And speaking of trees, in Georgia there is the chichilaki, made from dried hazelnut or walnut branches shaved to form a small coniferous tree. Chichilakis are usually decorated with small fruits and berries. On the evening before the Georgian Orthodox Epiphany on January 19, they are ceremonially burnt so that all troubles from the previous year are chased away.
In Ukraine, the traditional centerpiece of the household is didukh, a sheaf of wheat that translates into “grandfather’s spirit” and is meant to symbolise the staff of life. One should also be not surprised when children at a traditional Christmas dinner start mooing or barking when kutya, a traditional meal of the 12 served on Christmas Eve is brought to the table as children try to bring in the spirit of the good harvest into the household.
Serbia’s Orthodox Christmas also involves a tree: each Christmas Eve, a young oak tree is brought into the houses of Serbian families. A part of the tree called badnjak is burnt in the garden, accompanied by prayers and wishes for the health of the family in the year to come.
Christmas Eve in Bulgaria does not end with a traditional dinner. At midnight, the Koleduvane, the Bulgarian version of carolling, starts in which only young and single men can take part.

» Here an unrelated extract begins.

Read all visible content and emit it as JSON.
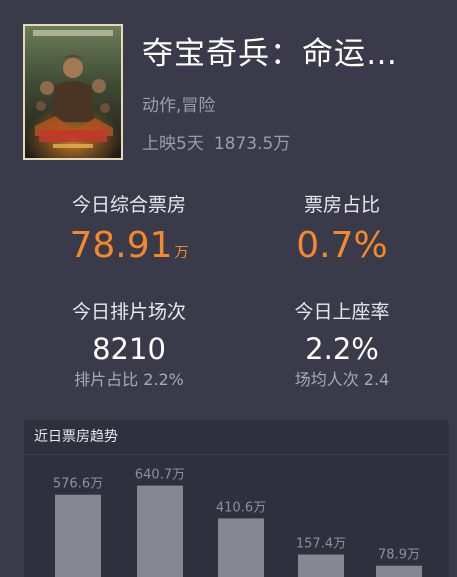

One Slovakian tradition is a bit different: young Slovak women lob their shoes over their shoulders, bidding to predict whether they will be married in the following year. If the toe points to the Christmas bell on the door, a marriage will be celebrated in the new year.
Looking at a Baltic Christmas, Estonia tries to leave behind the classic Christmas argument of who should be washing the dishes after dinner on Christmas Eve since tradition says that leftover food must remain on the table overnight in the hope that the spirits of a family’s loved ones who have already passed away will make a Christmas visit and, of course, will have something to eat.
In Lithuania, there are at least 100 Christmas dishes families can choose from with none of them being made of meat since many in the country still hold fast until Christmas Day.
Legend in Lithuania has it that on Christmas Eve, animals can speak to children, but only at midnight and if they do, they will tell children what the future holds for them. And this happens only to the luckiest children since it’s the animals who choose if they want to talk or not.
Finally, Latvia’s Christmas celebrations have long been merged with the country’s pagan traditions. Being named after Yule, the sun god in pagan Latvian culture, yule logs are dragged and then burnt to destroy the bad events of the passing year.
The piece originally appeared on Emerging Europe